● Task prompt: If a line below contains the string "value", return that line.

Records from a collection
- - -

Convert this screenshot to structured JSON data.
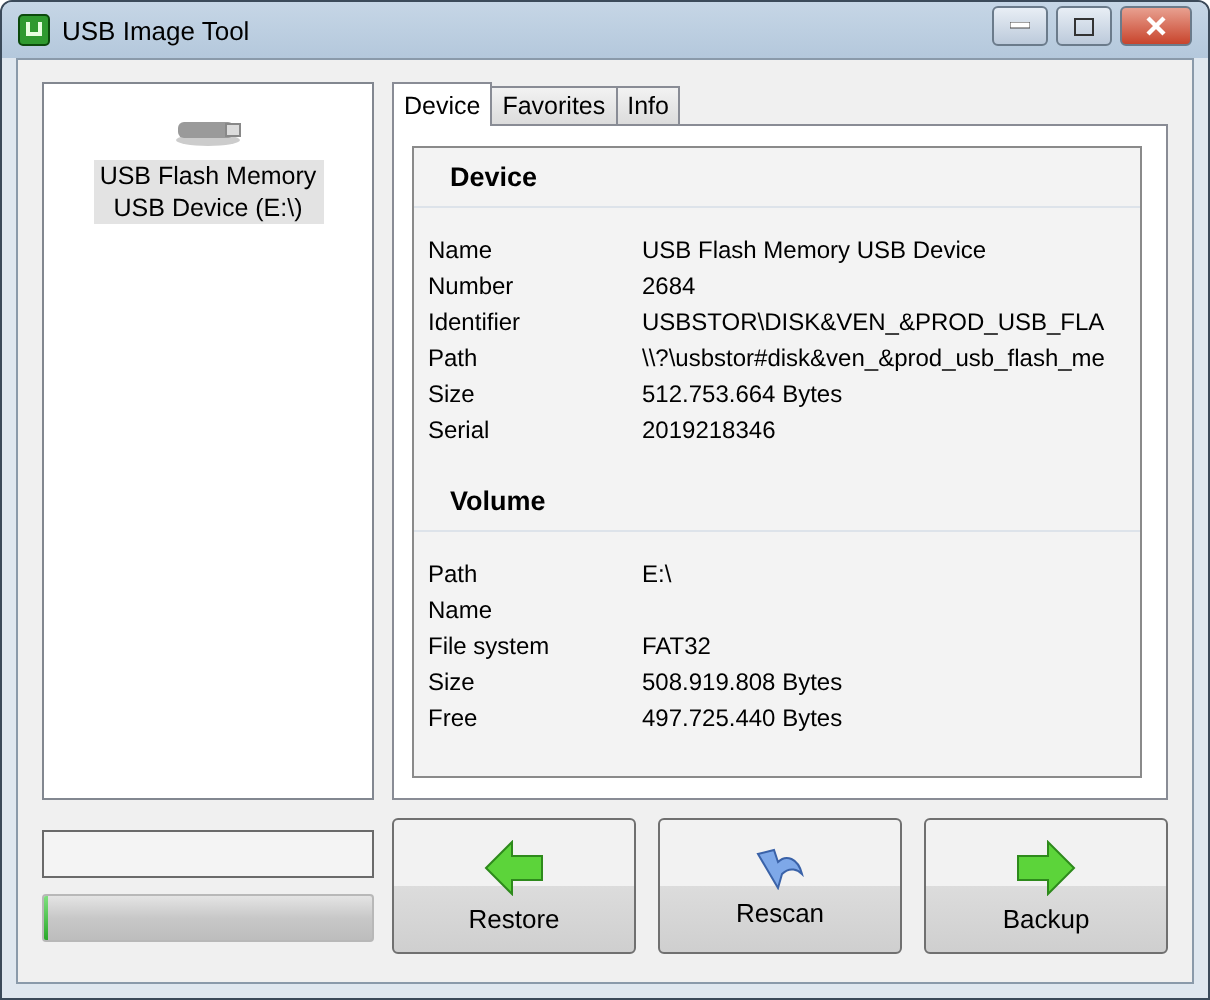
{
  "window": {
    "title": "USB Image Tool"
  },
  "devices": [
    {
      "label": "USB Flash Memory USB Device (E:\\)",
      "selected": true
    }
  ],
  "tabs": [
    {
      "label": "Device",
      "selected": true
    },
    {
      "label": "Favorites",
      "selected": false
    },
    {
      "label": "Info",
      "selected": false
    }
  ],
  "sections": [
    {
      "title": "Device",
      "rows": [
        {
          "label": "Name",
          "value": "USB Flash Memory USB Device"
        },
        {
          "label": "Number",
          "value": "2684"
        },
        {
          "label": "Identifier",
          "value": "USBSTOR\\DISK&VEN_&PROD_USB_FLA"
        },
        {
          "label": "Path",
          "value": "\\\\?\\usbstor#disk&ven_&prod_usb_flash_me"
        },
        {
          "label": "Size",
          "value": "512.753.664 Bytes"
        },
        {
          "label": "Serial",
          "value": "2019218346"
        }
      ]
    },
    {
      "title": "Volume",
      "rows": [
        {
          "label": "Path",
          "value": "E:\\"
        },
        {
          "label": "Name"
        },
        {
          "label": "File system",
          "value": "FAT32"
        },
        {
          "label": "Size",
          "value": "508.919.808 Bytes"
        },
        {
          "label": "Free",
          "value": "497.725.440 Bytes"
        }
      ]
    }
  ],
  "progress": {
    "level": 0.01
  },
  "buttons": [
    {
      "label": "Restore",
      "kind": "restore"
    },
    {
      "label": "Rescan",
      "kind": "rescan"
    },
    {
      "label": "Backup",
      "kind": "backup"
    }
  ]
}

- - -

● Exercise response:
          "value": "USB Flash Memory USB Device"
          "value": "2684"
          "value": "USBSTOR\\DISK&VEN_&PROD_USB_FLA"
          "value": "\\\\?\\usbstor#disk&ven_&prod_usb_flash_me"
          "value": "512.753.664 Bytes"
          "value": "2019218346"
          "value": "E:\\"
          "value": "FAT32"
          "value": "508.919.808 Bytes"
          "value": "497.725.440 Bytes"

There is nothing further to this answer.